In order to really make a difference, however, larger cities will have to take action. Ever since Brooklyn Borough President Eric Adams won New York’s democratic primary, which in turn virtually assures the politician will be elected mayor in November, progressives have been fretting. To be sure, Adams was in some respects the least liberal candidate in the field when it came to important issues. Instead of wringing their hands, however, progressives should try to find common ground with Adams, who interestingly enough is a zealous vegan intent on transforming the food system. Indeed, as I noted in a previous column, the politician even criticized JBS, no less, for being one of the main culprits behind Amazonian deforestation. Adams moreover sponsored a resolution calling on municipal agencies and the private sector to cut ties with food companies associated with such deforestation.
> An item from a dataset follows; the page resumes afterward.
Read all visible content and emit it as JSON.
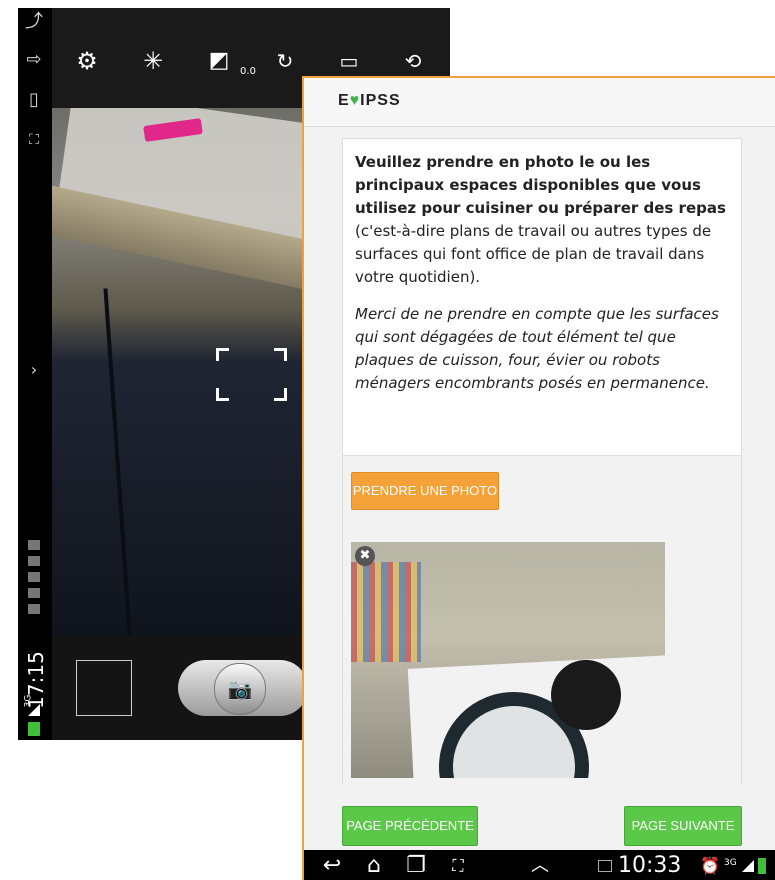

As Adams has noted himself, “cities are centers of consumption [and] government must …look at the foods it purchases for schools, prisons and hospitals as another way to address climate change.” The politician favors the reallocation of procurement dollars, so that the school system will purchase food that is actually healthy. Adams adds that, “if New York City public schools swapped out a beef burger for a plant-based protein, such as lentils, once a month to feed our youngsters, the city would emit significantly less carbon dioxide into the atmosphere.”
Adams, who is African-American, became vegan due to his own underlying health conditions, and has sought to promote a plant-based diet to his constituents and people of color. A supporter of New York’s foie gras ban, he published a book documenting his own personal story accompanied by dozens of vegan recipes, and the politician has often talked about how racism, diet, and poverty are inter-related. As Brooklyn Borough President, he spearheaded a measure which banned processed meats from schools. Since the latter serve 950,000 meals a day to students, the resolution exerted a substantial impact on children’s health, thousands of animals and the environment.
The Case of New York
If he is elected mayor, Adams has pledged to reduce meat consumption, particularly in regard to government-provided food, while favoring plant-based options and urban agriculture. Following the lead of Berkeley, the politician has favored so-called Meatless Mondays, which encourage people to remove all animal products from their plates once per week. As Brooklyn Borough President, Adams promoted the initiative in his borough, and the pilot program was later expanded to encompass all city schools. Adams’ campaigning has led to similarly positive result within the city’s jails and hospitals, which have taken to Meatless Mondays with gusto.
If there weren’t enough reasons to be concerned about the meat-processing industry prior to COVID-19, including animal rights as well as climate change, the pandemic has certainly added to such fears. Over the past year and a half, consumers have moreover become aware of the “oligopolistic” nature of the food industry, as well as key vulnerabilities within the supply chain. Amidst short-sighted debates over cyber-security, perhaps it will fall to local cities to set an example. Hoping to spark a more broad-based conversation, Adams has lobbied Washington to promote both plant-based diets and markets. “Switching to a whole-food, plant-based diet taught me about the transformative power of what’s on our dinner plate,” he remarked. “With the new Biden-Harris Administration in office, it’s time we take this conversation nationally.”
Nikolas Kozloff is the author of No Rain in the Amazon: How South America’s Climate Change Affects the Entire Planet, as well as more than fifty articles on the environment and climate change.